Many books in my book queue are waiting to be read, and a common theme among is that they’re all part of a series, trilogy or saga. Each Sunday, I’ll share a book from a series. You can read along with me, or add the books to your own reading list. This week, I’ll be reviewing “Hunted” the fifth book in the House of Night series by P.C. and Kristin Cast.
I feel like the whole “House of Night” series was building up to an epic battle with Kalona, an evil, immortal fallen angel. But “Hunted” was an anticlimactic part of my week.
After Kalona is reincarnated at the end of “Untamed,” Zoey and her friends flee to some underground tunnels. Kalona is afraid of being underground because that’s where he was trapped before Neferet freed him with Stevie Rae’s blood. |
Unfortunately Zoey and her friends head back to school. There’s a rule in P.C. and Kristin Cast’s books where, if a vampyre fledgling is away from the House of Night for too long, they start to reject their transition into vampyre life and could eventually die.

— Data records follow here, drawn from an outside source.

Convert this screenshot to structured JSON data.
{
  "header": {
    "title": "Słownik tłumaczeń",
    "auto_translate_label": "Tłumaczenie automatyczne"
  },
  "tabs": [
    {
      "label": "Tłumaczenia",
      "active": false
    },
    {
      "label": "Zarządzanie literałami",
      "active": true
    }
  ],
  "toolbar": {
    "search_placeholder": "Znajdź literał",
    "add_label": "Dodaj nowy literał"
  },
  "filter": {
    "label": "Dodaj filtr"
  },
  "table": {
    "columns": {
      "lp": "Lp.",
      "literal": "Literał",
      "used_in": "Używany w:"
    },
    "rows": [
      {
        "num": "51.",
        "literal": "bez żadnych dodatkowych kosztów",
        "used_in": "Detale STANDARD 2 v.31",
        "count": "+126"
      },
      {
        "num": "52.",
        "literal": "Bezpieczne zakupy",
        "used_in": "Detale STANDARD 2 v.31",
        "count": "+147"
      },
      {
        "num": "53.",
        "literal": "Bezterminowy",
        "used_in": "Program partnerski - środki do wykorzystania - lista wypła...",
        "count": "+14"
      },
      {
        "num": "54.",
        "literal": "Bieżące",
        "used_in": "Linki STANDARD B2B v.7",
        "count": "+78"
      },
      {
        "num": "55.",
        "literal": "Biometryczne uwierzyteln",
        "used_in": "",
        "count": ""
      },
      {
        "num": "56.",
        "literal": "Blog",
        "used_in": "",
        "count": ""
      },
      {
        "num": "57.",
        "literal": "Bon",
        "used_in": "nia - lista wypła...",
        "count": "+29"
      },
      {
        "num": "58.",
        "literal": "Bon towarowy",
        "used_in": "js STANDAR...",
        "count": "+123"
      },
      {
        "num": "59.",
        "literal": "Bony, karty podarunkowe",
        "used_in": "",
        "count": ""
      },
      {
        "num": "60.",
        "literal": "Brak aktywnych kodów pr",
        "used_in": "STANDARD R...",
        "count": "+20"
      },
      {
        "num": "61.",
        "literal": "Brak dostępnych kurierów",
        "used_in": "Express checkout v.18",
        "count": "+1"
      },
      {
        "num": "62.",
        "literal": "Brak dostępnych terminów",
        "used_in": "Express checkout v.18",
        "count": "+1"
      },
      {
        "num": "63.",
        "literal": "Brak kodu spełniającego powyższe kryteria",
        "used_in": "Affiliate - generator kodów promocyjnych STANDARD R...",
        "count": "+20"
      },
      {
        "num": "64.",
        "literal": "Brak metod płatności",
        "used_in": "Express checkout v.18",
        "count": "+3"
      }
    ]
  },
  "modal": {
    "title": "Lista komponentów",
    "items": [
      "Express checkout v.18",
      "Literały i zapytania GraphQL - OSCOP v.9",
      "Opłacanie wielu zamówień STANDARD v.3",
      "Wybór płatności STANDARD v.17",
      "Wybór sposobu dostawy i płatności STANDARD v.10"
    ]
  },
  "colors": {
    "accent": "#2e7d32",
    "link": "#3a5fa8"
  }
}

The stretch of time Zoey and her friends are back at school is also pretty dull. They conspire to escape again. Or banish Kalona. Their objectives shift from chapter to chapter, so it’s difficult to figure out what the characters actually want.
One of the interesting things about the characters in the Casts’ novels is they change from good to evil from book to book. In the third book, Stevie Rae loses her humanity and has to get it back, almost turning evil. After she turns into a red vampyre, she still has a hint of evil in her.

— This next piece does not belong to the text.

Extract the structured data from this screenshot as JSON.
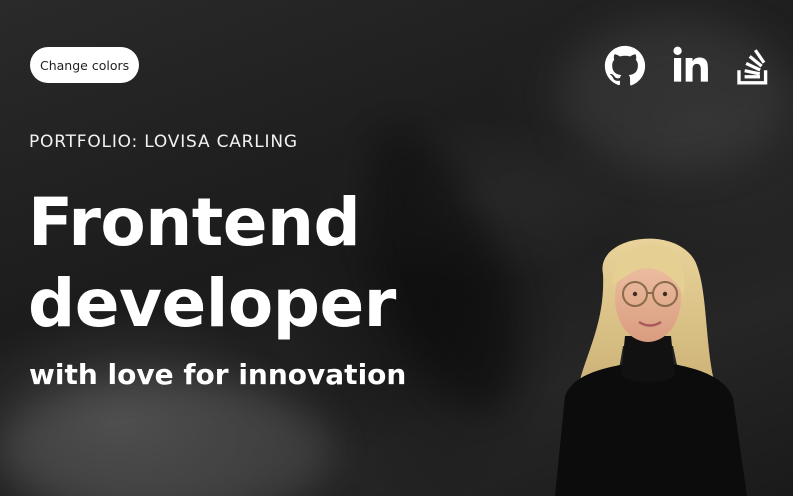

Aphrodite and Erik also turn out to be kind of shady. Aphrodite doesn’t want to be a good guy, but she’s drawn to Darius, one of the Sons of Erebus (a faction of vampyre warriors). She grows to appreciate Zoey and her friends and her personality has been gradually softening as the series progresses. There’s still some tension between Aphrodite and the rest of the characters, so as a reader, I can’t trust her.
Erik, after turning into a vampyre, wants to be Zoey’s one and only boyfriend, but Heath comes back into Zoey’s life. Erik accepts it, claiming he’s in love with Zoey, but he shows flashes of jealously when Zoey does something on her own. I was rooting for Erik, but as it turns out, he’s kind of a jerk.
Another character, a new student named Stark, has a bigger role as well. He’s an archer with incredible, unnatural aim. He’s in cahoots with Neferet and Kalona throughout the book, but turns good toward the end. He and Zoey have an unusual connection, which will probably be revealed in the next book.
At this point in the series, P.C. and Kristin Cast’s world becomes increasingly complex. There are so many rules to being a vampyre in Oklahoma, where the story takes place. A funny way the authors explain the rules to their world, is Zoey will say something like, “Oh, I almost forgot this thing that I read in my Vampyre Sociology book, but I just remembered that…” It’s kind of a cheap way to explain something to readers, but it works.
The story ends well enough, with Kalona being banished but not killed, leaving room for yet another part in the series, “Tempted,” which I’ll be reviewing next week!
My movie-jeering partner-in-crime, Dan, is encouraging me to read the “Song of Fire and Ice” series next. He reviewed “A Clash of Kings” here, and another coworker, Bethany, talks about the series here.